The Consequences of Making Bad Choices: A Clockwork Orange

1. Introduction

A Clockwork Orange is a novel written by Anthony Burgess. The book was first published in 1962 and has been adapted into a film by Stanley Kubrick in 1971. The story is set in the near future where crime is rampant and the government has introduced a new method of rehabilitation, which is to brainwash offenders so that they will no longer be able to commit crimes.

The character of young Alex as the narrator as well as the criminal protagonist aims to show the importance of allowing people to make their personal decisions regardless of the results. Alex goes through the process of rehabilitation and is released back into society. However, he soon realizes that he has lost the ability to make his own choices and that he is now a slave to the government.

2. Analysis of A Clockwork Orange

A Clockwork Orange is an important book because it raises many questions about society, crime, violence, and social solutions. It also looks at the nature of good and evil, and whether people are truly capable of change.

The book has been criticized for its graphic depiction of violence, but it is important to remember that the violence is not glorified or condoned in the book. Instead, it is used to show the horrific effects of crime and violence on both the victim and the perpetrator.

3. Alex as the narrator

Alex is an interesting character because he is both the narrator and the protagonist of the story. He is also a criminal, which makes him an unlikely narrator. However, this allows us to see both sides of the story – both the victim’s perspective and the perpetrator’s perspective.

Alex is not a sympathetic character, but he is honest about his own motivations and actions. He does not try to excuse his behaviour, but he does try to explain it. This makes him a more believable character and allows us to understand his actions, even if we do not agree with them.

4. Alex as the protagonist

Alex is an unusual protagonist because he does not change or develop over the course of the story. In fact, he remains largely unchanged despite going through the process of rehabilitation. This raises questions about whether people can truly change, or whether they are just capable of pretending to change.

It also raises questions about whether punishment truly works as a deterrent for crime. Alex serves his time in prison and then undergoes rehabilitation, but this does not stop him from returning to a life of crime once he is released back into society.

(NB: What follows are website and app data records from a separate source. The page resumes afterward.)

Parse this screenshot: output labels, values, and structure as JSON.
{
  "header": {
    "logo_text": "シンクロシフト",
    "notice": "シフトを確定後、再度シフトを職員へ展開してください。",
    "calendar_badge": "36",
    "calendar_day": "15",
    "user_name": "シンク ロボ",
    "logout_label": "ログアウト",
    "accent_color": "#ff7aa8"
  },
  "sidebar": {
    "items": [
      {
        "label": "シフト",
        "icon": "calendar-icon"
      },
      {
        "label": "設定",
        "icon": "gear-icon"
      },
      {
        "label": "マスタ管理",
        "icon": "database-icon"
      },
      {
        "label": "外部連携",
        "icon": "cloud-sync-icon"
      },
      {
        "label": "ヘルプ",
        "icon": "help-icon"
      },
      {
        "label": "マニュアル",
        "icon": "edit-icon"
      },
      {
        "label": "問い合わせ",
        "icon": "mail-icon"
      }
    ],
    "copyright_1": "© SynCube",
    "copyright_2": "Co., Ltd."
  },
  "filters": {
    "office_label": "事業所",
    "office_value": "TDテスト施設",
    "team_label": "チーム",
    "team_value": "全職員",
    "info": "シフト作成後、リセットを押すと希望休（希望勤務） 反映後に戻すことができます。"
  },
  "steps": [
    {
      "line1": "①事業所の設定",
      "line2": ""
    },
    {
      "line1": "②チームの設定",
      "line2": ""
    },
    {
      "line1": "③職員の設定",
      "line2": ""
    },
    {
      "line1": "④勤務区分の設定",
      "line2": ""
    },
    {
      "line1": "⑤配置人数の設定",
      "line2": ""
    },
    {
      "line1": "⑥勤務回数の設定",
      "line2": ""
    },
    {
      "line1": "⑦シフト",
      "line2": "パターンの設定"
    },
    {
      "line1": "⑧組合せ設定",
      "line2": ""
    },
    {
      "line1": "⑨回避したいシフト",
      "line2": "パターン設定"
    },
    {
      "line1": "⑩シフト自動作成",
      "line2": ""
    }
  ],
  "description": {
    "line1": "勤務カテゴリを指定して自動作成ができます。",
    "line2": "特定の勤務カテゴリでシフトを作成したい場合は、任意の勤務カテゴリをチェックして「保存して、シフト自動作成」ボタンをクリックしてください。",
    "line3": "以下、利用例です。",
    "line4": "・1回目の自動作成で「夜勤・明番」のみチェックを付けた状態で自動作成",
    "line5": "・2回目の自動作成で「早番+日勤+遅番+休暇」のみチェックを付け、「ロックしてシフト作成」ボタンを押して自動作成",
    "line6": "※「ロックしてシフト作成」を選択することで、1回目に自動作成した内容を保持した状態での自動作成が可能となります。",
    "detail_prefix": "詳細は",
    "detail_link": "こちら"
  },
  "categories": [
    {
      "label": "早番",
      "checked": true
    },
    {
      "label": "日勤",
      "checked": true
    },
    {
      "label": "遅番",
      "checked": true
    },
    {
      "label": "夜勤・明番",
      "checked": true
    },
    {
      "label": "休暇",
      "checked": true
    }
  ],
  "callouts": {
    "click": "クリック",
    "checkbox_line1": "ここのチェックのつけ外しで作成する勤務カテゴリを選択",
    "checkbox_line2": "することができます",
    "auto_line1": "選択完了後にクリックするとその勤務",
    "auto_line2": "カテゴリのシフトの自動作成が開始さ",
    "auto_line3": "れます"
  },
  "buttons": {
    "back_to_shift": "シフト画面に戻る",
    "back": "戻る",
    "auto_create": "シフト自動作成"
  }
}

5. The importance of allowing people to make their personal decisions

One of the themes explored in A Clockwork Orange is the importance of allowing people to make their own choices, even if those choices are not necessarily good ones. Thisis highlighted by Alex’s experience with rehabilitation – he loses his ability to make choices and becomes a slave to the government.

This theme is relevant today because there are many different solutions proposed for dealing with crime, but none of them seem to be effective in reducing crime rates long-term. It seems that instead of finding ways to rehabilitate offenders, we should focus on giving them more opportunities to make better choices so that they can avoid returning to a life of crime in the first place.

6. The results of the personal decisions

While A Clockwork Orange does not condone violence, it does show the horrific consequences that can result from making bad choices. Alex is a victim of violence himself, and he also commits acts of violence. This ultimately leads to his downfall, and he is only saved by the intervention of the government.

The book highlights the importance of letting people make their own choices, but it also shows that those choices can have serious consequences. It is up to each individual to decide whether the potential rewards are worth the risks.

7. Conclusion

A Clockwork Orange is a controversial book that raises many important questions about society, crime, and violence. It is an important book because it allows us to see both sides of the story – both the victim’s perspective and the perpetrator’s perspective.

The book has been criticized for its graphic depiction of violence, but it is important to remember that the violence is not glorified or condoned in the book. Instead, it is used to show the horrific effects of crime and violence on both the victim and the perpetrator.

FAQ

Anthony Burgess was inspired to write A Clockwork Orange after witnessing a violent mugging in London. He wanted to explore the idea of whether people are truly capable of change, and if so, what would motivate them to do so.

The novel explores the idea of free will by showing how Alex's choices have consequences, both good and bad. It also shows how the government tries to control its citizens by controlling their choices.

The consequences of violence in the novel are that it leads to more violence, and ultimately, death. It also destroys relationships and creates mistrust between people.

Alex is not a sympathetic character because he is violent and does not care about anyone but himself. However, some readers may feel sympathy for him because he is a victim of the government's brainwashing program.

The film adaptation is different from the novel in many ways, including the ending. In the film, Alex is shown as being reformed at the end, while in the novel, he remains violent and unsympathetic